# Record excerpts

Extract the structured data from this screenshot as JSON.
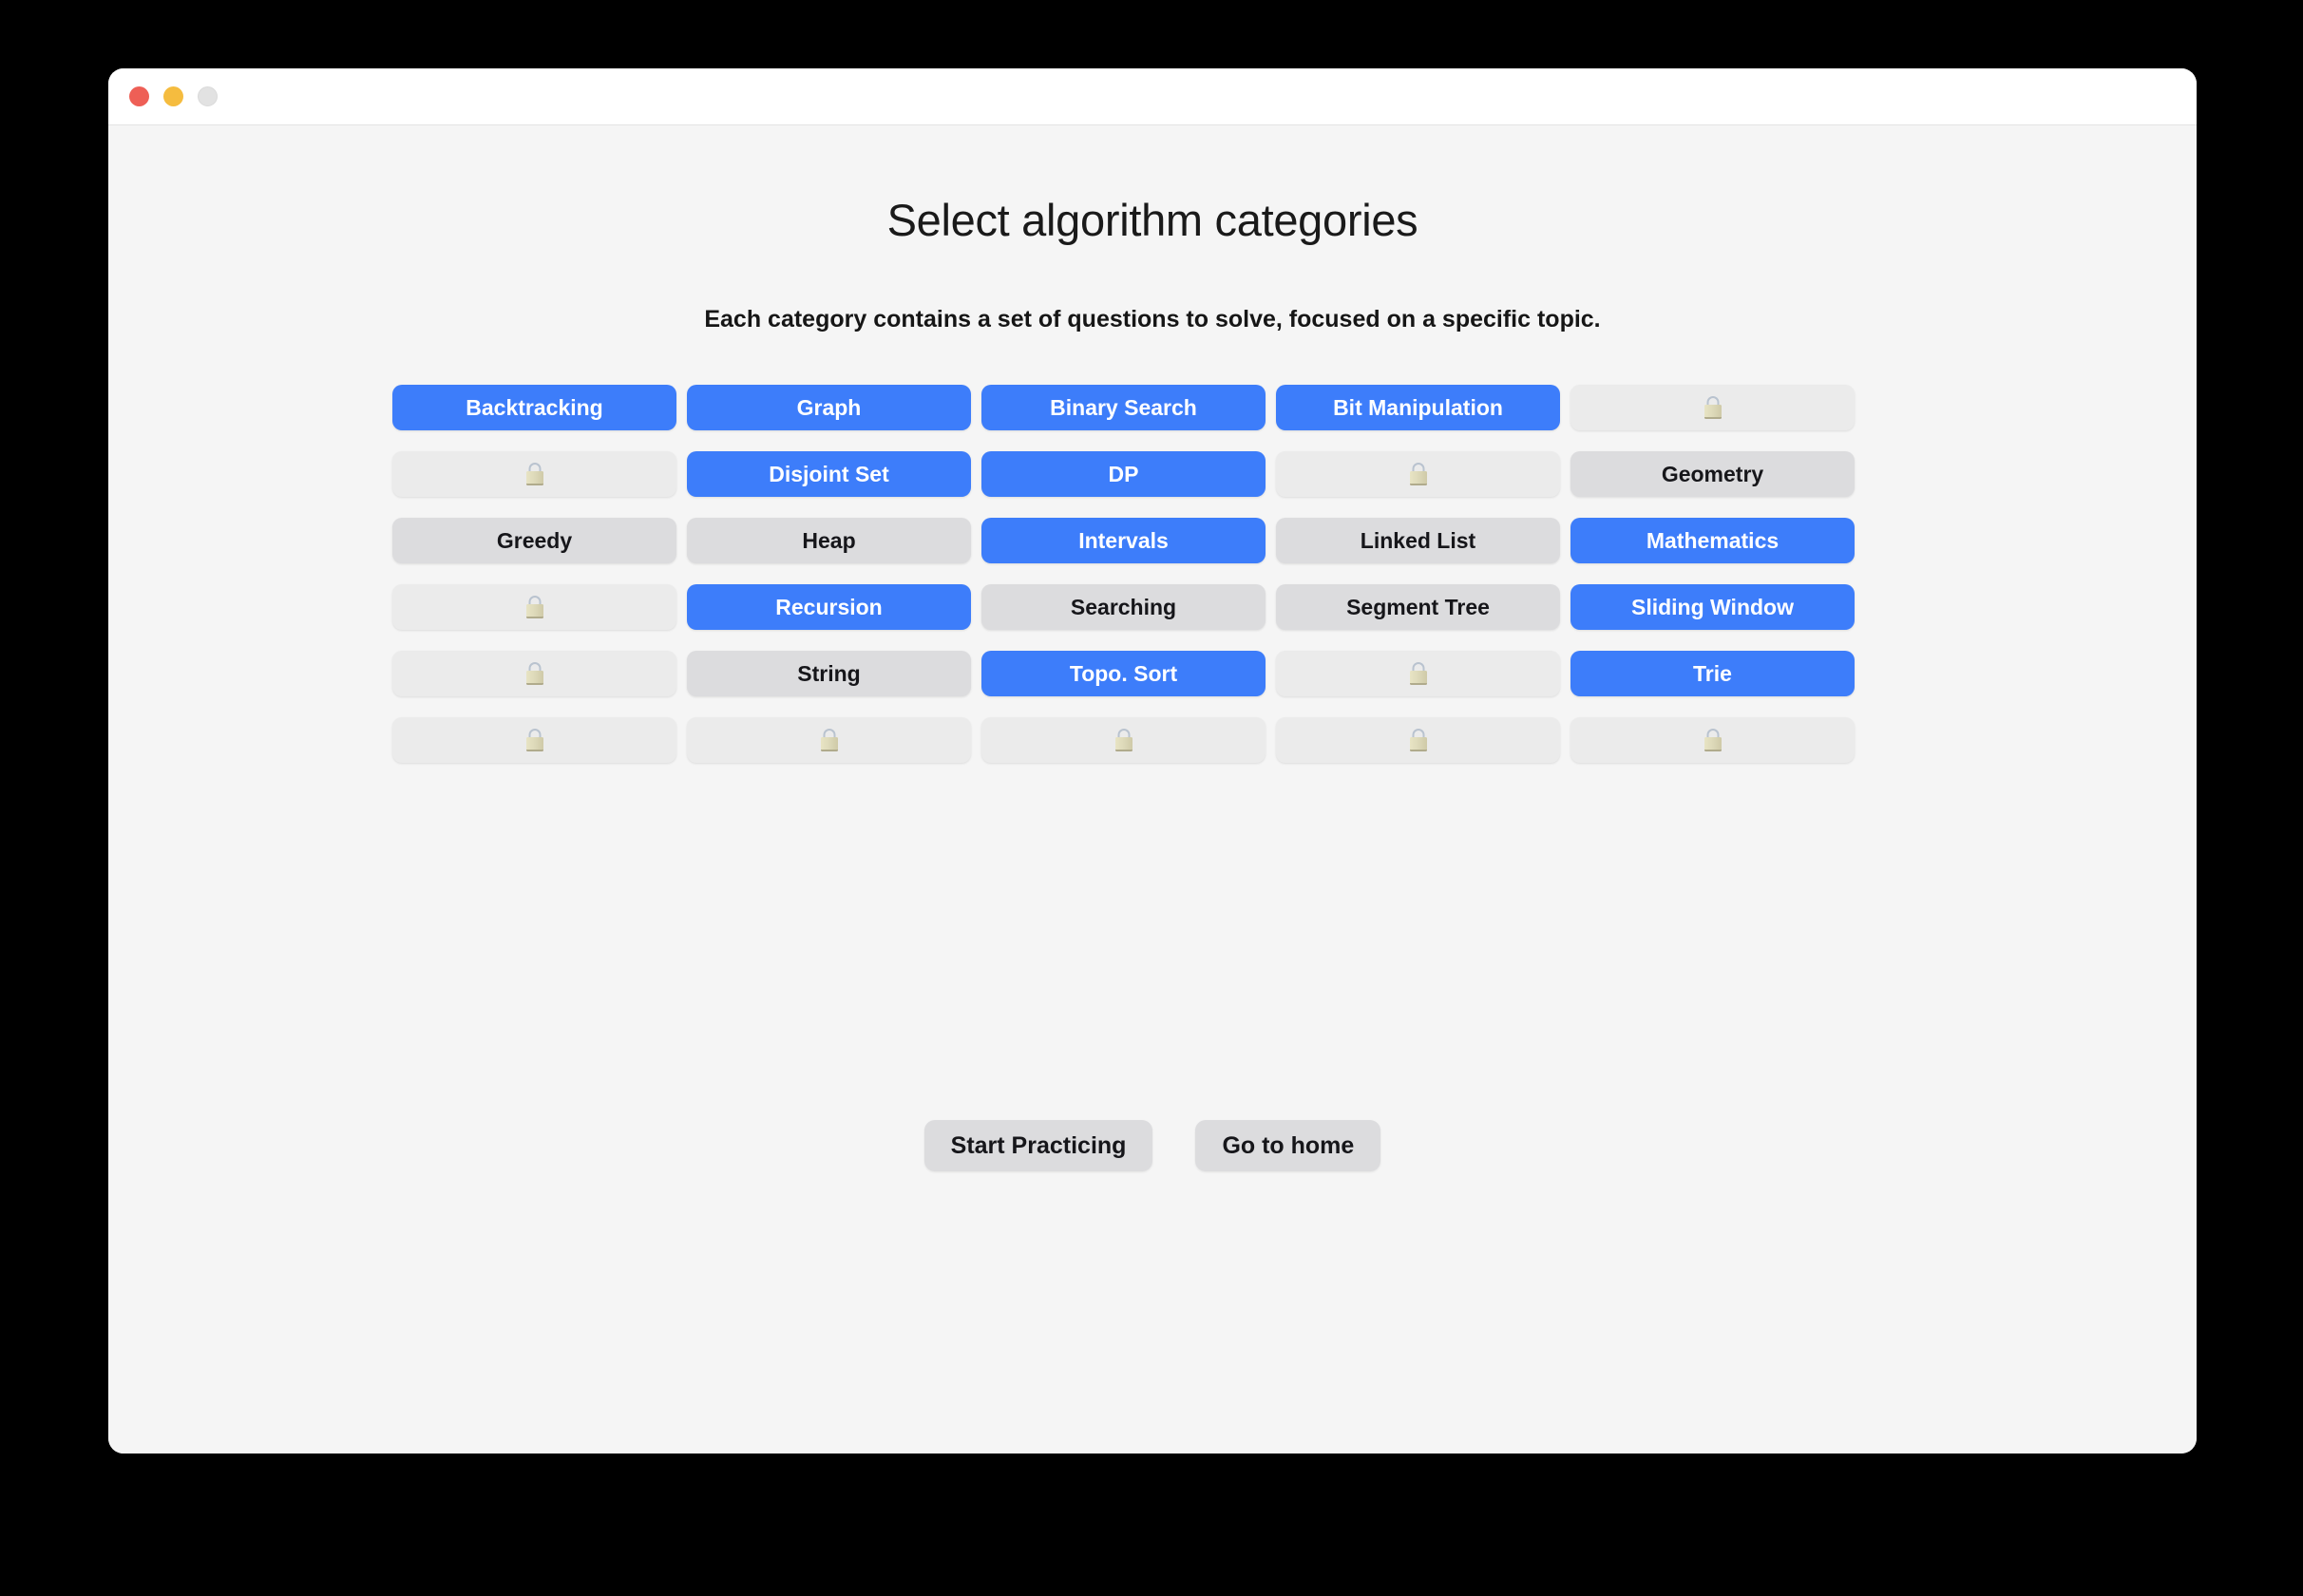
{
  "window": {
    "traffic_lights": [
      {
        "name": "close",
        "color": "#ee5f56"
      },
      {
        "name": "minimize",
        "color": "#f5bc3f"
      },
      {
        "name": "zoom",
        "color": "#e2e2e2"
      }
    ]
  },
  "header": {
    "title": "Select algorithm categories",
    "subtitle": "Each category contains a set of questions to solve, focused on a specific topic."
  },
  "colors": {
    "selected": "#3d7dfa",
    "selected_text": "#ffffff",
    "unselected": "#dcdcde",
    "locked": "#ebebeb",
    "page_background": "#f5f5f5",
    "titlebar": "#ffffff"
  },
  "grid": {
    "columns": 5,
    "rows": 6,
    "lock_icon": "lock-icon",
    "categories": [
      {
        "label": "Backtracking",
        "state": "selected",
        "locked": false
      },
      {
        "label": "Graph",
        "state": "selected",
        "locked": false
      },
      {
        "label": "Binary Search",
        "state": "selected",
        "locked": false
      },
      {
        "label": "Bit Manipulation",
        "state": "selected",
        "locked": false
      },
      {
        "label": "",
        "state": "locked",
        "locked": true
      },
      {
        "label": "",
        "state": "locked",
        "locked": true
      },
      {
        "label": "Disjoint Set",
        "state": "selected",
        "locked": false
      },
      {
        "label": "DP",
        "state": "selected",
        "locked": false
      },
      {
        "label": "",
        "state": "locked",
        "locked": true
      },
      {
        "label": "Geometry",
        "state": "unselected",
        "locked": false
      },
      {
        "label": "Greedy",
        "state": "unselected",
        "locked": false
      },
      {
        "label": "Heap",
        "state": "unselected",
        "locked": false
      },
      {
        "label": "Intervals",
        "state": "selected",
        "locked": false
      },
      {
        "label": "Linked List",
        "state": "unselected",
        "locked": false
      },
      {
        "label": "Mathematics",
        "state": "selected",
        "locked": false
      },
      {
        "label": "",
        "state": "locked",
        "locked": true
      },
      {
        "label": "Recursion",
        "state": "selected",
        "locked": false
      },
      {
        "label": "Searching",
        "state": "unselected",
        "locked": false
      },
      {
        "label": "Segment Tree",
        "state": "unselected",
        "locked": false
      },
      {
        "label": "Sliding Window",
        "state": "selected",
        "locked": false
      },
      {
        "label": "",
        "state": "locked",
        "locked": true
      },
      {
        "label": "String",
        "state": "unselected",
        "locked": false
      },
      {
        "label": "Topo. Sort",
        "state": "selected",
        "locked": false
      },
      {
        "label": "",
        "state": "locked",
        "locked": true
      },
      {
        "label": "Trie",
        "state": "selected",
        "locked": false
      },
      {
        "label": "",
        "state": "locked",
        "locked": true
      },
      {
        "label": "",
        "state": "locked",
        "locked": true
      },
      {
        "label": "",
        "state": "locked",
        "locked": true
      },
      {
        "label": "",
        "state": "locked",
        "locked": true
      },
      {
        "label": "",
        "state": "locked",
        "locked": true
      }
    ]
  },
  "actions": {
    "start_label": "Start Practicing",
    "home_label": "Go to home"
  }
}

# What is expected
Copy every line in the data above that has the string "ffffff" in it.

# Result
    "selected_text": "#ffffff",
    "titlebar": "#ffffff"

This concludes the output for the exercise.